Data Analytics
Customer Experience
Companies today are swimming in data that, if properly leveraged, could be used strategically to drive the business forward.

Companies today are swimming in data that, if properly leveraged, could be used strategically to drive the business forward.

The problem is that Big Data's sheer size overwhelms most marketers. To make businesses more agile, companies should first focus on their small data and look at it as an opportunity to find insights in new places.

That's exactly what MGM Resorts has done. At the Forrester Marketing 2016 Summit in New York in April, Lilian Tomovich, CCO of MGM Resorts, talked about the importance of small data, saying that opportunities to act on small data exist in many places--you just have to look for them.

When the percentage of revenue shifted to 70 percent from non-gamers and only 30 percent from gamers, Tomovich and her team decided to look beyond the company's loyalty program to focus on the non-gamers to better learn about their needs in an effort to optimize their overall experience. "The loyalty program is fantastic but it was originally built for gamers," she said.

In that effort, she and her team decided to focus on the rooms. They started on a two-part strategy: to develop the 'room of the future,' and to drive data and insights from there to offer a better guest experience.

She and the team focused first on Aria Resort & Casino, which she described as a technologically advanced property. Aria had equipped its rooms with tablets that controlled the drapes and lights. Instead she wanted a tablet that would allow the resort to engage in a meaningful and relevant way.

In February, MGM Resorts completed the largest installation of advanced touchscreen technology in Vegas at its Aria property. British company Crave Interactive outfitted the 4,004 guest rooms with tablets that offer everything from temperature control and housekeeping to TV remote control. It also controls elements outside of the room. Guests can order room service, purchase show tickets, make spa reservations, and it all integrates with its loyalty program. "We now have this richness of data. All of a sudden, all this data is coming toward us and we have an opportunity to optimize," Tomovich said.

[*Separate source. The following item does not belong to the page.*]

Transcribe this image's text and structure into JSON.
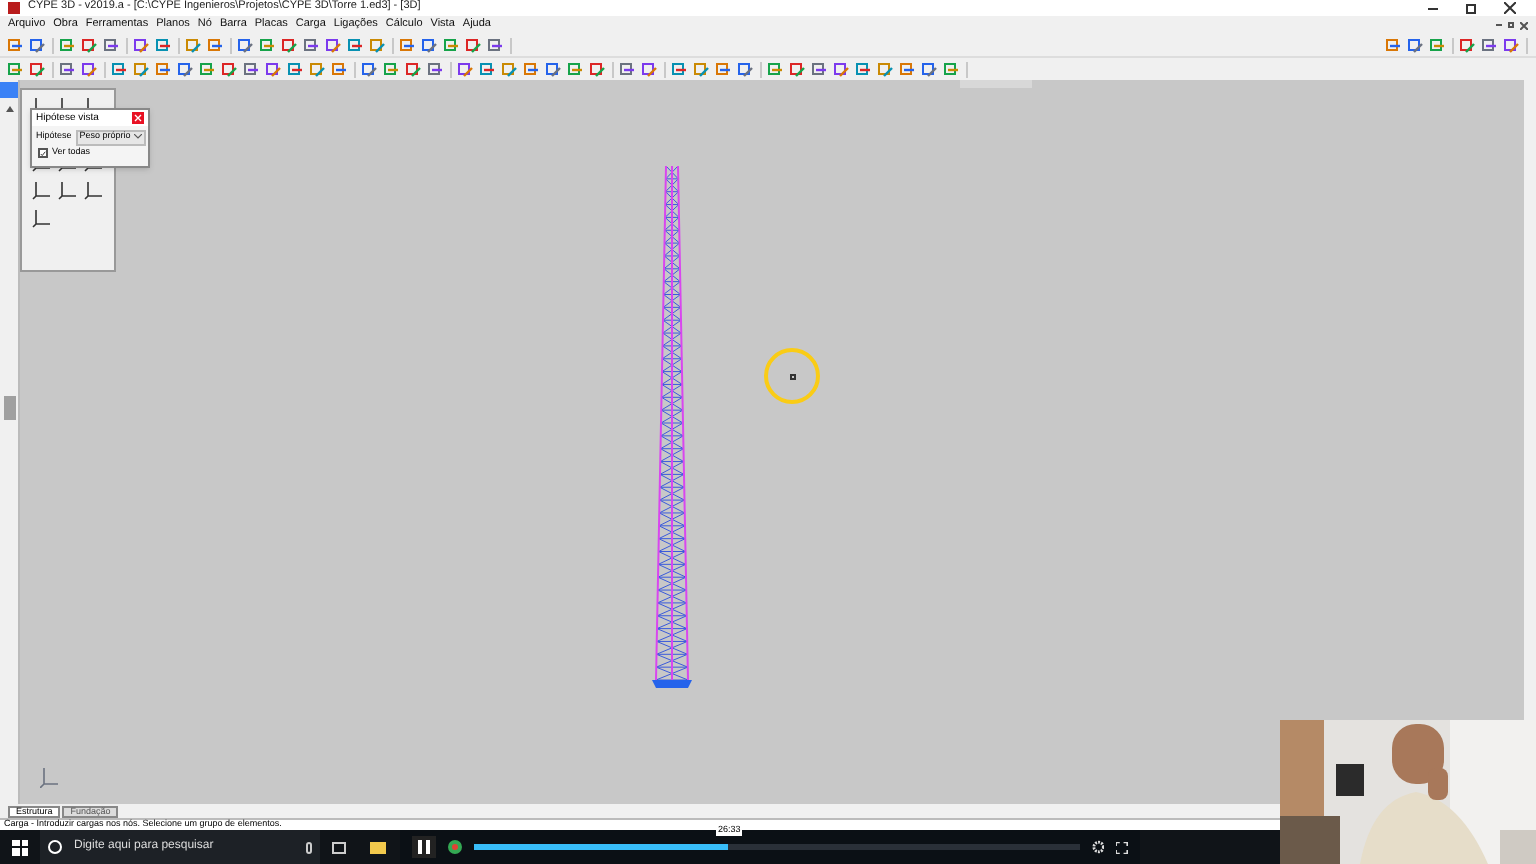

That data, she explained, is allowing MGM to learn the types of information guests access, when they access it, how they use the information, and their direct paths to purchase. One way they acted on that information was by delivering time-based messaging. They noticed guests looking for their flight information so they now send trigger-based personalized messaging about their flights. The data also told them that guests were using the tablet as an alarm clock so by examining wake-up times, they can schedule the right amount of people at the front desk to help guests check out. They also message them about breakfast offers or ask if they'd like coffee delivered to the room.

As a result of these time-based messaging changes, Aria realized a 600 percent increase in sales. "We made the room service revenue team very happy," she said.

Her advice? Don't just go digital because it's cool. Make sure you're getting meaningful insights from it. "If you're a marketer, that's what your bosses want," she said. "We are here to drive business forward."